■ Task goal: Go through the listing beneath this task and return every line that carries the string "hint".

──────────

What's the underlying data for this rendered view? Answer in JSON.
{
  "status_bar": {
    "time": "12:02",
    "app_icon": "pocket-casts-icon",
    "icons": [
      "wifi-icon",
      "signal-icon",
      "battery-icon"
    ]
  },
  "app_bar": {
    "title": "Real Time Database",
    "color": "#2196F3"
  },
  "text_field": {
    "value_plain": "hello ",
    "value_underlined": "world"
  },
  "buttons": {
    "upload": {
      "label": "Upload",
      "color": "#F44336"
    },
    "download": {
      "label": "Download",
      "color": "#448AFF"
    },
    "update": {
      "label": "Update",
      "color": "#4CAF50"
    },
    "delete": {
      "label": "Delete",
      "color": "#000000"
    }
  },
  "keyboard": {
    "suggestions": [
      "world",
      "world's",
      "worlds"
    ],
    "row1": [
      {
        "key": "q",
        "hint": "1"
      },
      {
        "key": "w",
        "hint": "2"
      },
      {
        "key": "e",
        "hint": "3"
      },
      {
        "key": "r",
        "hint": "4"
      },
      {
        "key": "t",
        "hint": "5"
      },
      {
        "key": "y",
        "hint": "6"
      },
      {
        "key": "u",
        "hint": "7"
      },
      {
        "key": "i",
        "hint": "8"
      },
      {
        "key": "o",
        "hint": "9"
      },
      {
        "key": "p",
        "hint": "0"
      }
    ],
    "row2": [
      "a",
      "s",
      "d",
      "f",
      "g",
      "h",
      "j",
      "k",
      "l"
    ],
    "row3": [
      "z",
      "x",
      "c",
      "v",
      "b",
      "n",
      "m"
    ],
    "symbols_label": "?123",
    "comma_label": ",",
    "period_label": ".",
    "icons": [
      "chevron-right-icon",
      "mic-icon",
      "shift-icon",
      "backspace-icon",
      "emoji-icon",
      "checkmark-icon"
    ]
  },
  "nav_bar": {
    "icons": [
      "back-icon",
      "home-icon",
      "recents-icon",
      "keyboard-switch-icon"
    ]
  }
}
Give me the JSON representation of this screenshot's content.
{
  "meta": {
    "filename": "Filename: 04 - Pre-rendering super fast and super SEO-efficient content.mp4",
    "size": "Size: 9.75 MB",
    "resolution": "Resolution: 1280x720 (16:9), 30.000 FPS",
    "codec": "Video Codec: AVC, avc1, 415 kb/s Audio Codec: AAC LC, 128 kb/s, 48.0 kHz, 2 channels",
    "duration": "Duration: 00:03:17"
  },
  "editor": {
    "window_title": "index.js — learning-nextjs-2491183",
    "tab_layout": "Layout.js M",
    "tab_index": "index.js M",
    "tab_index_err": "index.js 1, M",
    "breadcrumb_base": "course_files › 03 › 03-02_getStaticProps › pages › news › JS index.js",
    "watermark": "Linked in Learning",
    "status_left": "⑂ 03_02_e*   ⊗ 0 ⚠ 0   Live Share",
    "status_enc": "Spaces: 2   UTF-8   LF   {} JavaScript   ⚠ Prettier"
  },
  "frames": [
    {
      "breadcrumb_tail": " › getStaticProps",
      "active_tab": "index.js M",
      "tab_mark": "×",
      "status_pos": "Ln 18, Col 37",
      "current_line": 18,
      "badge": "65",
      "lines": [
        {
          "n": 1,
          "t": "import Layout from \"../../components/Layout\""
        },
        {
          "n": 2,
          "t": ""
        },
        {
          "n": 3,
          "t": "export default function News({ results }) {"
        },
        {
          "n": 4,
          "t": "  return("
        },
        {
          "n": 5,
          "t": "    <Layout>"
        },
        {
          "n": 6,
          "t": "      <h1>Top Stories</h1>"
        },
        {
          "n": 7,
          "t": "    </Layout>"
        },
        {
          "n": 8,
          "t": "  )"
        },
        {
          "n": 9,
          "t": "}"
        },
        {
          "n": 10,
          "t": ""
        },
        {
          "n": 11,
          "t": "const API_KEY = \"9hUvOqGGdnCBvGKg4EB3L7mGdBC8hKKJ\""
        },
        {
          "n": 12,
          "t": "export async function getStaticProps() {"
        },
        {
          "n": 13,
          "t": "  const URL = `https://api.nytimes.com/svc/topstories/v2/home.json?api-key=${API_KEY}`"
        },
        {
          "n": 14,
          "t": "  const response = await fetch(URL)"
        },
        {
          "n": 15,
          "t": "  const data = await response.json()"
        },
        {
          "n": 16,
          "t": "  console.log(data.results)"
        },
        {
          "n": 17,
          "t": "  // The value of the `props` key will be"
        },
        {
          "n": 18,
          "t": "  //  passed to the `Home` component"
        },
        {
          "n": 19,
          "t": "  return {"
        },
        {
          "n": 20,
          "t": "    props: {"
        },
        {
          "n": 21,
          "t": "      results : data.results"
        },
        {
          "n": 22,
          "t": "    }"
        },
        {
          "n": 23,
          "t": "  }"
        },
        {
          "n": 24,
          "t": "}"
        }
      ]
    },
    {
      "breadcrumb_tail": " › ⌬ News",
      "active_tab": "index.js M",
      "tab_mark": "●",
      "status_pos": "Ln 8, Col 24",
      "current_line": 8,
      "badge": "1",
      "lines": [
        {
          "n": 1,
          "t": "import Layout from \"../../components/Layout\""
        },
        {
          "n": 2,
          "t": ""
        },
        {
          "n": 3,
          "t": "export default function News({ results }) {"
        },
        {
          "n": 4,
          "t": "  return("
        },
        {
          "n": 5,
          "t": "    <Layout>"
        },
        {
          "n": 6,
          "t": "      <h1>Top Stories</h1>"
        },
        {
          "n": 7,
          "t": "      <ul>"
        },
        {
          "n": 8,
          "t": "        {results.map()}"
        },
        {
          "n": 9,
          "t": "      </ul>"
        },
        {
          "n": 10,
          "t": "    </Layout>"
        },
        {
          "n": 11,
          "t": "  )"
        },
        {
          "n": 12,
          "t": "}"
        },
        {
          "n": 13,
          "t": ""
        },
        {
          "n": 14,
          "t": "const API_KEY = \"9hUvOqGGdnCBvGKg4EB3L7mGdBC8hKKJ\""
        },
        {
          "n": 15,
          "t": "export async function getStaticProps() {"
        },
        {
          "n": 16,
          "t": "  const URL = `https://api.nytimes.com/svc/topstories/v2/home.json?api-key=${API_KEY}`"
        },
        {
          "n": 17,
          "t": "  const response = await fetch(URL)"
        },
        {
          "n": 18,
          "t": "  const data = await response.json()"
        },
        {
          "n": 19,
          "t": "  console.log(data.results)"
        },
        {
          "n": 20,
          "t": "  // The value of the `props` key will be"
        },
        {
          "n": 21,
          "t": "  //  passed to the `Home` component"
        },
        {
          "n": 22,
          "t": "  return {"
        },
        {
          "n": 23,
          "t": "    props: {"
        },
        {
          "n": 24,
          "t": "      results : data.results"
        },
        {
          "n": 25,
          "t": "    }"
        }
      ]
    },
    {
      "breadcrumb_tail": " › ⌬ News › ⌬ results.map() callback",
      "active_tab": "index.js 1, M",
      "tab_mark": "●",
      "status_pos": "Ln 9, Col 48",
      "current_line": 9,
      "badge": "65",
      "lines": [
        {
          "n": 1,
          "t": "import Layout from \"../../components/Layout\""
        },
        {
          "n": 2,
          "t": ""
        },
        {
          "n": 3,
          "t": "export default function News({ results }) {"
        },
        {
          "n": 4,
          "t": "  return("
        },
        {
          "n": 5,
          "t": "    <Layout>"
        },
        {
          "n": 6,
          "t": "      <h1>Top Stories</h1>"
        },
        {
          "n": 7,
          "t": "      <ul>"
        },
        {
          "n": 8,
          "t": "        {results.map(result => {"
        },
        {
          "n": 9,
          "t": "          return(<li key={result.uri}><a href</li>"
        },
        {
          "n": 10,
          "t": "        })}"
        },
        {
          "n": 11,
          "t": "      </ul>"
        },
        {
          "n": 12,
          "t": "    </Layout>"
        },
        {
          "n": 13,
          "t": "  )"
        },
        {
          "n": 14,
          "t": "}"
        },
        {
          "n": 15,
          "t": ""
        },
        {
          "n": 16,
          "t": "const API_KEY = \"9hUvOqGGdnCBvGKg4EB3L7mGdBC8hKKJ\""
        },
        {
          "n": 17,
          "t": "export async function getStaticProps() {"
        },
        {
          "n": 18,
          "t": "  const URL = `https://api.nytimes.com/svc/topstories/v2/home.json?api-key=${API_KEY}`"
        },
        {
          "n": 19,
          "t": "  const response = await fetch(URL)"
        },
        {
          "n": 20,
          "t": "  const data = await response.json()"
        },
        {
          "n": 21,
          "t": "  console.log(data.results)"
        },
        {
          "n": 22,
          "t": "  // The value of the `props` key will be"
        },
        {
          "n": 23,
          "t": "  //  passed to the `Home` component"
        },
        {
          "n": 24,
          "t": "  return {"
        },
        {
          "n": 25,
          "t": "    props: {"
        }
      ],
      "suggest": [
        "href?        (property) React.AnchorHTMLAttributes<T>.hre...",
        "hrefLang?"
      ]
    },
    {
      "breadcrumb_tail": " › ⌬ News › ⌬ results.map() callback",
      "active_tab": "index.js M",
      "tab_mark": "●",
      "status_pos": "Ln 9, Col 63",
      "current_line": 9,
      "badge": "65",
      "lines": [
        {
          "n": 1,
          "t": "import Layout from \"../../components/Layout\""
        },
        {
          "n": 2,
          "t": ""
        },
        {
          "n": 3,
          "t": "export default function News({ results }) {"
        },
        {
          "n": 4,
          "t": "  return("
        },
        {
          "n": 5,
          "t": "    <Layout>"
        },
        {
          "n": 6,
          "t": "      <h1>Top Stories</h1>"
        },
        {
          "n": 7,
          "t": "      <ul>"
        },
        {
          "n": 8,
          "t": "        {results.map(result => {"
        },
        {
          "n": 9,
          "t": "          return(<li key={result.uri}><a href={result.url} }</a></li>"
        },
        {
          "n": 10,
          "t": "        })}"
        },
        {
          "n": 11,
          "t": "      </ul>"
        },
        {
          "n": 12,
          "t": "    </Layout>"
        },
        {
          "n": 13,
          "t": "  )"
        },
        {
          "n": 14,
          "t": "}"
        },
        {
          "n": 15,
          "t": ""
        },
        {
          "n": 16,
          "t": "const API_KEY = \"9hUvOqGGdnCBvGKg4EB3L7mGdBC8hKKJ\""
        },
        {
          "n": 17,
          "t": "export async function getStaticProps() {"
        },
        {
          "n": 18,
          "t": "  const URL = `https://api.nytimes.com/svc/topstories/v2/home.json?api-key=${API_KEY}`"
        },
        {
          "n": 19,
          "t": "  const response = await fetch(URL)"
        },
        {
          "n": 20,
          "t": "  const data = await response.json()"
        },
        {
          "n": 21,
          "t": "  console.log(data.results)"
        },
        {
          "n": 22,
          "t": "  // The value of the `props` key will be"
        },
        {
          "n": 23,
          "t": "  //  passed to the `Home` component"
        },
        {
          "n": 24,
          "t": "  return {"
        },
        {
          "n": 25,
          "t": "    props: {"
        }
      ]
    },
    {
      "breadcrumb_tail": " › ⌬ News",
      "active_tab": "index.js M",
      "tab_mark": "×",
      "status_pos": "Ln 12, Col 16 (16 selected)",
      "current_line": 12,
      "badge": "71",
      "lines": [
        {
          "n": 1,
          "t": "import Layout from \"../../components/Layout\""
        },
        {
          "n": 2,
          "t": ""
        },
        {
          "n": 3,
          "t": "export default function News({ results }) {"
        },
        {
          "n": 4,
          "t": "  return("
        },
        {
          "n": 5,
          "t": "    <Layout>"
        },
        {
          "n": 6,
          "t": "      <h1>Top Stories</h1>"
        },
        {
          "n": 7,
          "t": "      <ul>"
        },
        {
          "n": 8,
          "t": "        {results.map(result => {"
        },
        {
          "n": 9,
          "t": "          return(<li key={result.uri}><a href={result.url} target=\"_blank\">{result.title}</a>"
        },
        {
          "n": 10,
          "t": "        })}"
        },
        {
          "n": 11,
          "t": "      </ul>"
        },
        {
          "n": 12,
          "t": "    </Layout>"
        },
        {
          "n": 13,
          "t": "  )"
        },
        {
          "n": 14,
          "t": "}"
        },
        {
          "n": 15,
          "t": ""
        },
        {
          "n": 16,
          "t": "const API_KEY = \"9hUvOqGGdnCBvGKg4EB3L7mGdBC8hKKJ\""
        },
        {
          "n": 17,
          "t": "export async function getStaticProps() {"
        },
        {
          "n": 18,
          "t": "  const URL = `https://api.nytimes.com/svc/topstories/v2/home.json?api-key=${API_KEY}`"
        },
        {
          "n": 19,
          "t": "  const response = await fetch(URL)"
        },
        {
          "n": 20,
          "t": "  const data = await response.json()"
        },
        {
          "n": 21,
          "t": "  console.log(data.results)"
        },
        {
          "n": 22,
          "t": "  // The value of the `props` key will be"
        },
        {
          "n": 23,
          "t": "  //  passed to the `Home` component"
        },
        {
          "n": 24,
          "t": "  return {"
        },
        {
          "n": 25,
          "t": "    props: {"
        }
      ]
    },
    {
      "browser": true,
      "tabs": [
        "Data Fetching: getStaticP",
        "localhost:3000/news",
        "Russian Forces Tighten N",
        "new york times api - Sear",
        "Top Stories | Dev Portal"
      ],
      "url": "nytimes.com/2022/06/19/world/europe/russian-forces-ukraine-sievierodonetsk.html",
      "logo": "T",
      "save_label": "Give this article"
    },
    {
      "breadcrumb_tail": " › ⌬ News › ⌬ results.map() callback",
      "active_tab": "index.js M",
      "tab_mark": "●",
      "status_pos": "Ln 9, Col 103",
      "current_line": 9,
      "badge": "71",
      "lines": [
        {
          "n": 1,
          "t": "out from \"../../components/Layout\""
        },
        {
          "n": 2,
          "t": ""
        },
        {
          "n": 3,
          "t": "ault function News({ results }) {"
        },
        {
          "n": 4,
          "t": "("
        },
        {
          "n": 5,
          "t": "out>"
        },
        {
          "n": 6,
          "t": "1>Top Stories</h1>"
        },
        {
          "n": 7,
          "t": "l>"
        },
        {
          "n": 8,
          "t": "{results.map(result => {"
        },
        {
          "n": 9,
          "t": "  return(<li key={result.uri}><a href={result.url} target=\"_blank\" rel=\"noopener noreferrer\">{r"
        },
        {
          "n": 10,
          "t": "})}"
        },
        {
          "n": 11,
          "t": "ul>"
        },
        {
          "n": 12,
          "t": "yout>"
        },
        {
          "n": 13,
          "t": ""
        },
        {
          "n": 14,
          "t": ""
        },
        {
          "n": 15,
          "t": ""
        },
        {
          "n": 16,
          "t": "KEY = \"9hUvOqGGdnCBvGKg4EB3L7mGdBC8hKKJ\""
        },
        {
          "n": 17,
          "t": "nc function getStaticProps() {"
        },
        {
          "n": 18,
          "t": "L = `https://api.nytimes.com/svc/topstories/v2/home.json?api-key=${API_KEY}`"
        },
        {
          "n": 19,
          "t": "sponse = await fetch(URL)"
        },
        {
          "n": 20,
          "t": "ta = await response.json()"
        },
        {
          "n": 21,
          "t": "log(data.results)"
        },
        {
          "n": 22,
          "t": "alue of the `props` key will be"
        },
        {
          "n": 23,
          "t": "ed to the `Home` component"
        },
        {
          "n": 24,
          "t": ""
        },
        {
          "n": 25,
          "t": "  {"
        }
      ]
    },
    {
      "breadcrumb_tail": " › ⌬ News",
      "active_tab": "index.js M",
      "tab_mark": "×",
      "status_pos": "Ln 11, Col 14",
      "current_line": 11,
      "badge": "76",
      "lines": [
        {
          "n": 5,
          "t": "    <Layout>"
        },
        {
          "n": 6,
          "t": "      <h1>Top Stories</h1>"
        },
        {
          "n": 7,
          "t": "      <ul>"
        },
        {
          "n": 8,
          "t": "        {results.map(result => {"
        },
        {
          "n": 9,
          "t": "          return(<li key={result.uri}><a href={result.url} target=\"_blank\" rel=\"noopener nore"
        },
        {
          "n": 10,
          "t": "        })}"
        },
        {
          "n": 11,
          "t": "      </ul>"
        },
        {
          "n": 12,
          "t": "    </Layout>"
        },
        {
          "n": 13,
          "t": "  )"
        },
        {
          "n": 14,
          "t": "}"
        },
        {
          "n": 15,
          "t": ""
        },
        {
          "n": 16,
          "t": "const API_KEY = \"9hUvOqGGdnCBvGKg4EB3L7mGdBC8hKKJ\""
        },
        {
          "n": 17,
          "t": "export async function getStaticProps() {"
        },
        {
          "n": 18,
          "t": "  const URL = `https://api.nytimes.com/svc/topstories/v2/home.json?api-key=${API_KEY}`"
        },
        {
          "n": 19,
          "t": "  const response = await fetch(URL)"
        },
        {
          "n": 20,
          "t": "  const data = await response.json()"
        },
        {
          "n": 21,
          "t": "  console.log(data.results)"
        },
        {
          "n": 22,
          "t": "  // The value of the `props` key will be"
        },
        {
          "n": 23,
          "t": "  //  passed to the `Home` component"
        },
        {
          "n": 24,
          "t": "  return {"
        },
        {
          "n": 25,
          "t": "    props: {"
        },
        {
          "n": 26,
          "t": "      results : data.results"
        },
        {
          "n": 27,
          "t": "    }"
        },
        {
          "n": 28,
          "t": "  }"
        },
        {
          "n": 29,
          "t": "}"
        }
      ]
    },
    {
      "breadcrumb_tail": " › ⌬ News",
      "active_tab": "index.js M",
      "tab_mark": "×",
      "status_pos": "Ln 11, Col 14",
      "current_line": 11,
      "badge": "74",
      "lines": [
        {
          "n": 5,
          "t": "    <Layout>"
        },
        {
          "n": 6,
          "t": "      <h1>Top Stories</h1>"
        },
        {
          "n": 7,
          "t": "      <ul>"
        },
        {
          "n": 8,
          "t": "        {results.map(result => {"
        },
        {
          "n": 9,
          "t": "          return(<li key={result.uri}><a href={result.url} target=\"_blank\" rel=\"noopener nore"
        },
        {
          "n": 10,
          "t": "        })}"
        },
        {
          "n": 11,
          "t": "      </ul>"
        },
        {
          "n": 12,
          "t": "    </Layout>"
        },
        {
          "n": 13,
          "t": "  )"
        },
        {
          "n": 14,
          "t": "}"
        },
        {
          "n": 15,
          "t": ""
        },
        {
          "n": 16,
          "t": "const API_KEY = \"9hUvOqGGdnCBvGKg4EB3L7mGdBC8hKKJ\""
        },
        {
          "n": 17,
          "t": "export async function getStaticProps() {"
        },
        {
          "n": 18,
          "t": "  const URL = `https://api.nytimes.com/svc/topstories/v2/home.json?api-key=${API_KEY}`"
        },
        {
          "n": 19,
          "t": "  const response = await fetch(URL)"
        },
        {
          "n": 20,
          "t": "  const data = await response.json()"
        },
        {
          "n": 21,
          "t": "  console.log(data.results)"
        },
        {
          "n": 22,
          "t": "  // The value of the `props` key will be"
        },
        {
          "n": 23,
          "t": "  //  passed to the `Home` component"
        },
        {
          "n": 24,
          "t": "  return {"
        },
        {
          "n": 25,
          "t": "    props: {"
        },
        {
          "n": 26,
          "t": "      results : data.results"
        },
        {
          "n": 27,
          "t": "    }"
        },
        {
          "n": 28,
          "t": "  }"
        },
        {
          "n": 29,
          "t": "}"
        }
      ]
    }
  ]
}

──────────

■ Result:
        "hint": "1"
        "hint": "2"
        "hint": "3"
        "hint": "4"
        "hint": "5"
        "hint": "6"
        "hint": "7"
        "hint": "8"
        "hint": "9"
        "hint": "0"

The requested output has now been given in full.